TO DO:
Search the entries for lines with the string "texto" and say how many there are, giving only the number.

─── INPUT FOR THIS TASK

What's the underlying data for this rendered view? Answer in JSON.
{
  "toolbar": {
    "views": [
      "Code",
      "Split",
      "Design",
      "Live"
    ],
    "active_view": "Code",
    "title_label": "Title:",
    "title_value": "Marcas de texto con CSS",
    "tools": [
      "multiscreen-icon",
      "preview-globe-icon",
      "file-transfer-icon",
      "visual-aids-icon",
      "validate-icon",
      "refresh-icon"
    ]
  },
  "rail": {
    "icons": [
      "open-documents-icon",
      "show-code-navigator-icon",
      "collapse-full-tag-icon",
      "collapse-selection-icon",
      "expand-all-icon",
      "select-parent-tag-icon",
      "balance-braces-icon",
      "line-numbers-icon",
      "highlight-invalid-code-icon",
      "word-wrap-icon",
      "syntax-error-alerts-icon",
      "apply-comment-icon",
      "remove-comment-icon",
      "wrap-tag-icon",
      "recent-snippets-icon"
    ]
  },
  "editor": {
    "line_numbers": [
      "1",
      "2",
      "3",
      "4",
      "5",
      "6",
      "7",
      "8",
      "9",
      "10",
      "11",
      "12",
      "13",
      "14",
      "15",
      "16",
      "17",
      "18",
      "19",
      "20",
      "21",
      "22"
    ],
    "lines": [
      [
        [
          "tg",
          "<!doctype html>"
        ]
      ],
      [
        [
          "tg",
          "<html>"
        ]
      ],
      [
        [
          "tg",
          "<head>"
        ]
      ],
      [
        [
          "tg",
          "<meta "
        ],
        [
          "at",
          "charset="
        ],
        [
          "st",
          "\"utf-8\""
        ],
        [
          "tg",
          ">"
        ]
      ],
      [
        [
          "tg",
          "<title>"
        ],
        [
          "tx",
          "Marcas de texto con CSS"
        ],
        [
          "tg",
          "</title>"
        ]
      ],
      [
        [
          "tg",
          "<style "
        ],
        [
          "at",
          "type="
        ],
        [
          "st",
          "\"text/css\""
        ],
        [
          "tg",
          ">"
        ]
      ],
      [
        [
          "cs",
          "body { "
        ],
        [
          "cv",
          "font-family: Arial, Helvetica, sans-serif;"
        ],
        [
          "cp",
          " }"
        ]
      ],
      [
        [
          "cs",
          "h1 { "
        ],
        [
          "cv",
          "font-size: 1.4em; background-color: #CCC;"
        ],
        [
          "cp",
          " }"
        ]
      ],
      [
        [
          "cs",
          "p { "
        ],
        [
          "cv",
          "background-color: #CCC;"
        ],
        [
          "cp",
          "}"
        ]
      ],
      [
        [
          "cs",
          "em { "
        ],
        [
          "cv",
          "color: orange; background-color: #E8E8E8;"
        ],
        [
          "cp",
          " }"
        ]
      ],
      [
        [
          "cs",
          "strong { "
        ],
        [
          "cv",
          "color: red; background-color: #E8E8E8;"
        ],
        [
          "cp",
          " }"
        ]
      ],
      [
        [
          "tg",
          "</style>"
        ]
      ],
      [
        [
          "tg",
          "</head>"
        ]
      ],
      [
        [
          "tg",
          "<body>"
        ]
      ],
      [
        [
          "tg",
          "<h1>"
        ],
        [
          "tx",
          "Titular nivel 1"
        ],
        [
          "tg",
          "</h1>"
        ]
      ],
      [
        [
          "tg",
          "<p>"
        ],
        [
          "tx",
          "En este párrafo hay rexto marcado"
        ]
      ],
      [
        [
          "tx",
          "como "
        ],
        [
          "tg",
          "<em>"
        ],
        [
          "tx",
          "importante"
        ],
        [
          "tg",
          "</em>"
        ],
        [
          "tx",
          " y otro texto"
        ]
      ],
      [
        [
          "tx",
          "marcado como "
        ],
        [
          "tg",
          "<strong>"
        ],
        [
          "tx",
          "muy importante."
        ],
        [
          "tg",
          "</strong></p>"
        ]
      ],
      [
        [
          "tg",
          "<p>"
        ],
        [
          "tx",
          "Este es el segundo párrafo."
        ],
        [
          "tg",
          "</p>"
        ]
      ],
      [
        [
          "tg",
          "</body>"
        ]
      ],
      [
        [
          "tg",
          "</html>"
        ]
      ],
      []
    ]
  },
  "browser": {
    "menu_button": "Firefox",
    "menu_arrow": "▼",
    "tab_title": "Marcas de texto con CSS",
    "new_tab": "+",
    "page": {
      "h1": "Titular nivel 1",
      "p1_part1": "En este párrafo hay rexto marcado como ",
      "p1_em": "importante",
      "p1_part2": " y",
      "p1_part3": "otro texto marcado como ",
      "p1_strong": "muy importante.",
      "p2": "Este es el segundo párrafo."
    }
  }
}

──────

REPLY:
5